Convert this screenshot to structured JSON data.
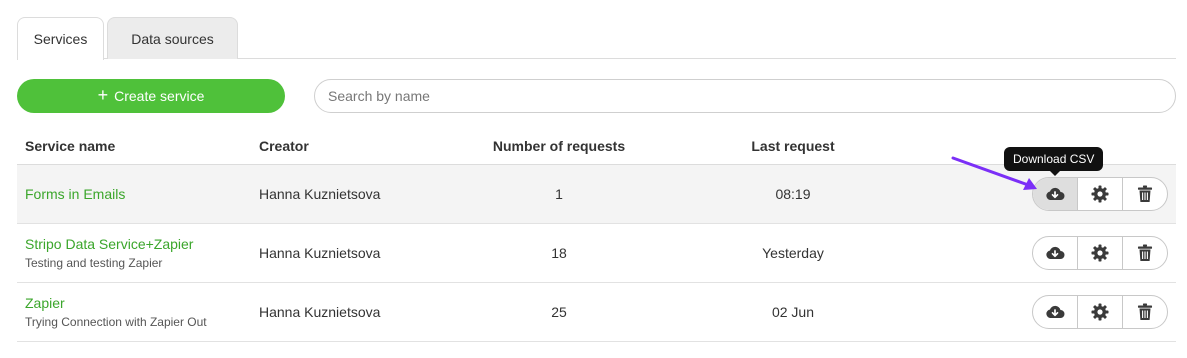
{
  "tabs": [
    {
      "label": "Services",
      "active": true
    },
    {
      "label": "Data sources",
      "active": false
    }
  ],
  "toolbar": {
    "create_label": "Create service",
    "search_placeholder": "Search by name"
  },
  "table": {
    "columns": [
      "Service name",
      "Creator",
      "Number of requests",
      "Last request"
    ],
    "rows": [
      {
        "name": "Forms in Emails",
        "description": "",
        "creator": "Hanna Kuznietsova",
        "requests": "1",
        "last_request": "08:19"
      },
      {
        "name": "Stripo Data Service+Zapier",
        "description": "Testing and testing Zapier",
        "creator": "Hanna Kuznietsova",
        "requests": "18",
        "last_request": "Yesterday"
      },
      {
        "name": "Zapier",
        "description": "Trying Connection with Zapier Out",
        "creator": "Hanna Kuznietsova",
        "requests": "25",
        "last_request": "02 Jun"
      }
    ]
  },
  "tooltip": {
    "text": "Download CSV"
  },
  "icons": [
    "plus-icon",
    "cloud-download-icon",
    "gear-icon",
    "trash-icon"
  ],
  "colors": {
    "accent_green": "#4fc13a",
    "link_green": "#3ba62b",
    "annotation_arrow": "#7b2ff7"
  }
}
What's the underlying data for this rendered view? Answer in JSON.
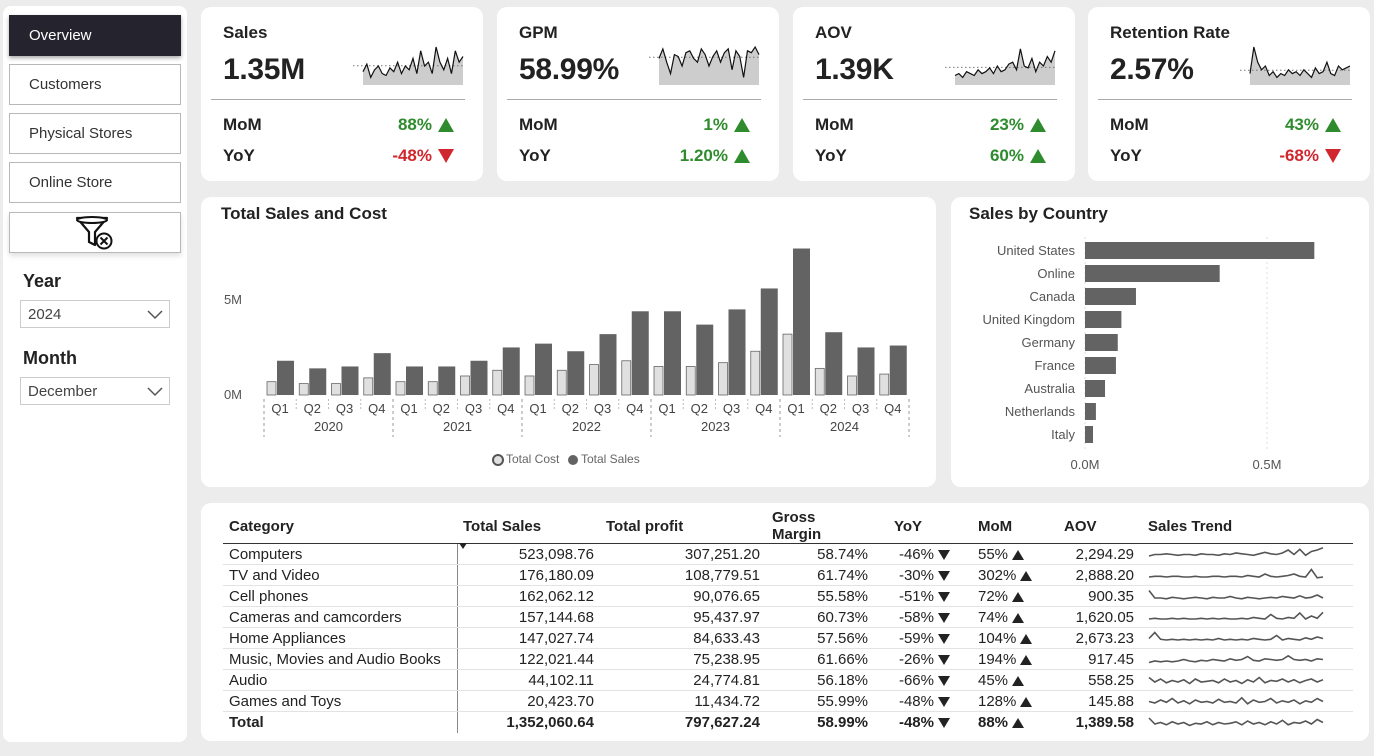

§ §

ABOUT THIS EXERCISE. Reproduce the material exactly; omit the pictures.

COMPLETED TASK.
Convert this screenshot to structured JSON data.
{
  "tabs": [
    {
      "label": "Services",
      "active": true
    },
    {
      "label": "Data sources",
      "active": false
    }
  ],
  "toolbar": {
    "create_label": "Create service",
    "search_placeholder": "Search by name"
  },
  "table": {
    "columns": [
      "Service name",
      "Creator",
      "Number of requests",
      "Last request"
    ],
    "rows": [
      {
        "name": "Forms in Emails",
        "description": "",
        "creator": "Hanna Kuznietsova",
        "requests": "1",
        "last_request": "08:19"
      },
      {
        "name": "Stripo Data Service+Zapier",
        "description": "Testing and testing Zapier",
        "creator": "Hanna Kuznietsova",
        "requests": "18",
        "last_request": "Yesterday"
      },
      {
        "name": "Zapier",
        "description": "Trying Connection with Zapier Out",
        "creator": "Hanna Kuznietsova",
        "requests": "25",
        "last_request": "02 Jun"
      }
    ]
  },
  "tooltip": {
    "text": "Download CSV"
  },
  "icons": [
    "plus-icon",
    "cloud-download-icon",
    "gear-icon",
    "trash-icon"
  ],
  "colors": {
    "accent_green": "#4fc13a",
    "link_green": "#3ba62b",
    "annotation_arrow": "#7b2ff7"
  }
}
What's the underlying data for this rendered view? Answer in JSON.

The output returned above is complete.